For years now I have been interested in Roman History–an interest ignited when I first took Latin during my freshman year and further stoked by Westtown’s language trip to Rome and Pompeii. In Rome I enjoyed seeing all of the 2000 year old pieces of history intermingled with the modern city, but I particularly enjoyed taking a day-trip to Ostia Antica, where we could explore the ancient port-city of Rome at our own behest. After returning from the Rome trip my interest in Roman History was fiery and I was ready to throw wood on the fire. Unfortunately counter to my interest, Roman History is seldom taught at Westtown, only being taught briefly at the end of Ancient World History 2 and sporadically throughout the Latin curriculum. That being said, I sought out what little Westtown could offer on the topic, such that now I have knowledge of: the Punic Wars, Julius Caesar’s conquests in Gaul, the Catilinarian Conspiriacy, and the eruption of Mount Vesuvius.
I thought my hunger for Roman History was sated until my midterm for Latin 3 , for which I had to give a presentation on the Battle of Actium, the decisive battle in the conflict between Octavian (later Augustus Caesar) and Marc Antony. As I did my research I realized that nowhere in all of the classes that Westtown offers is Augustus Caesar taught in depth! Blasphemous! It was then I decided that I wanted to conduct independent research on the topic; I began by reading a few Wikipedia and Encyclopedia Britannica articles on the topic but quickly realized I should have a better understanding of general Roman History before I went crazy with Augustus. With that in mind I read many more articles and decided to order a book on the topic: SPQR by Mary Beard.
Whilst reading SPQR I learned much not only about the history of Rome from its generation as a kingdom to its conversion to Christianity, but also of which archaeological finds and texts inform the current telling of Roman history. Furthermore, it was during my reading of SPQR that I identified exactly what I wanted my topic for this research: “The Ways in Which Roman Emperors Copied the Actions of Augustus Caesar to Justify Their Rule.” I decided that wasn’t a very fun title, so I opted to go with “Acting Like Augustus: How To Justify Your Rule as a Roman Emperor” As it turns out, Julius Caesar was kind of deified after his assassination, and Augustus took that (along with his status as the son of Julius Caesar) in stride and called himself “Divi Filius”, or in English “Son of the Divine”. Those who later filled the role of Emperor not so subtly copied many of Augustus’s actions to justify their rule, effectively “filling his shoes” as “Son of the Divine.”

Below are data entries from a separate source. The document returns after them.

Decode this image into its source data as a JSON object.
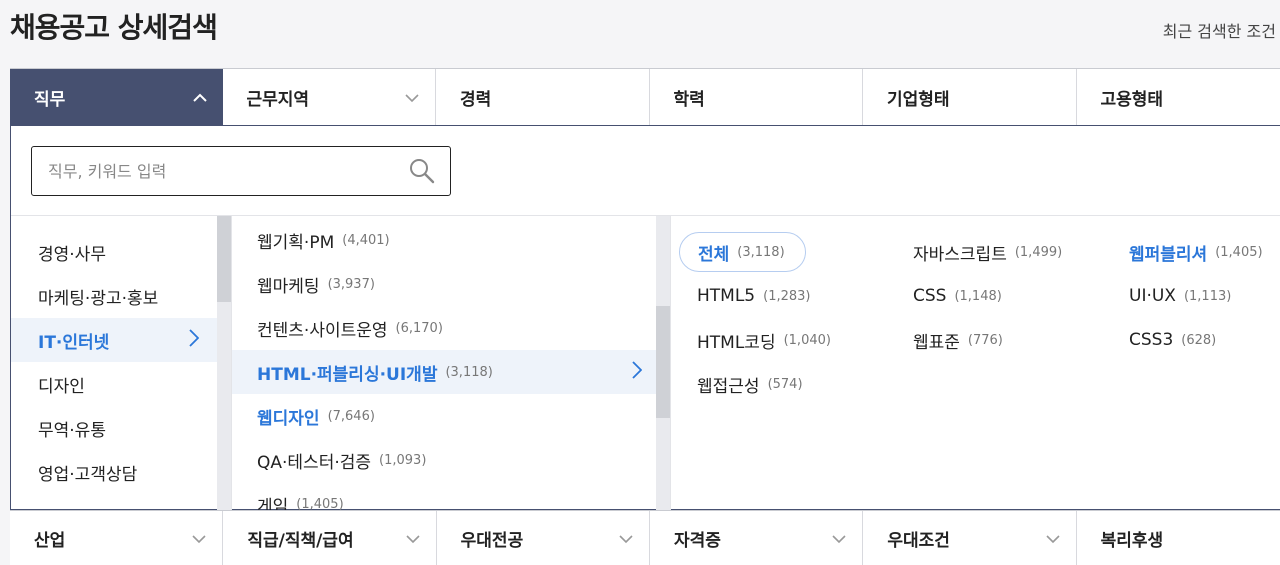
{
  "page": {
    "title": "채용공고 상세검색",
    "recent_search": "최근 검색한 조건"
  },
  "top_tabs": [
    {
      "label": "직무",
      "expanded": true
    },
    {
      "label": "근무지역"
    },
    {
      "label": "경력"
    },
    {
      "label": "학력"
    },
    {
      "label": "기업형태"
    },
    {
      "label": "고용형태"
    }
  ],
  "search": {
    "placeholder": "직무, 키워드 입력",
    "value": ""
  },
  "categories": [
    {
      "label": "경영·사무"
    },
    {
      "label": "마케팅·광고·홍보"
    },
    {
      "label": "IT·인터넷",
      "active": true
    },
    {
      "label": "디자인"
    },
    {
      "label": "무역·유통"
    },
    {
      "label": "영업·고객상담"
    }
  ],
  "subcategories": [
    {
      "label": "웹기획·PM",
      "count": "(4,401)"
    },
    {
      "label": "웹마케팅",
      "count": "(3,937)"
    },
    {
      "label": "컨텐츠·사이트운영",
      "count": "(6,170)"
    },
    {
      "label": "HTML·퍼블리싱·UI개발",
      "count": "(3,118)",
      "active": true
    },
    {
      "label": "웹디자인",
      "count": "(7,646)",
      "highlight": true
    },
    {
      "label": "QA·테스터·검증",
      "count": "(1,093)"
    },
    {
      "label": "게임",
      "count": "(1,405)"
    }
  ],
  "keywords": [
    {
      "label": "전체",
      "count": "(3,118)",
      "selected": true
    },
    {
      "label": "자바스크립트",
      "count": "(1,499)"
    },
    {
      "label": "웹퍼블리셔",
      "count": "(1,405)",
      "highlight": true
    },
    {
      "label": "HTML5",
      "count": "(1,283)"
    },
    {
      "label": "CSS",
      "count": "(1,148)"
    },
    {
      "label": "UI·UX",
      "count": "(1,113)"
    },
    {
      "label": "HTML코딩",
      "count": "(1,040)"
    },
    {
      "label": "웹표준",
      "count": "(776)"
    },
    {
      "label": "CSS3",
      "count": "(628)"
    },
    {
      "label": "웹접근성",
      "count": "(574)"
    }
  ],
  "bottom_tabs": [
    {
      "label": "산업"
    },
    {
      "label": "직급/직책/급여"
    },
    {
      "label": "우대전공"
    },
    {
      "label": "자격증"
    },
    {
      "label": "우대조건"
    },
    {
      "label": "복리후생"
    }
  ],
  "colors": {
    "active_tab_bg": "#465070",
    "accent_blue": "#2b77d9",
    "active_row_bg": "#eef3fa"
  }
}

Over the course of this semester I will be researching the different ways in which the Emperors of Rome copied the specific actions of Augustus Caesar to justify their own rules.
Augustus of Prima Porta. 1st Century. Wikimedia Commons, Wikimedia Foundation,
commons.wikimedia.org/wiki/File:Statue-Augustus.jpg. Accessed 15 Sept.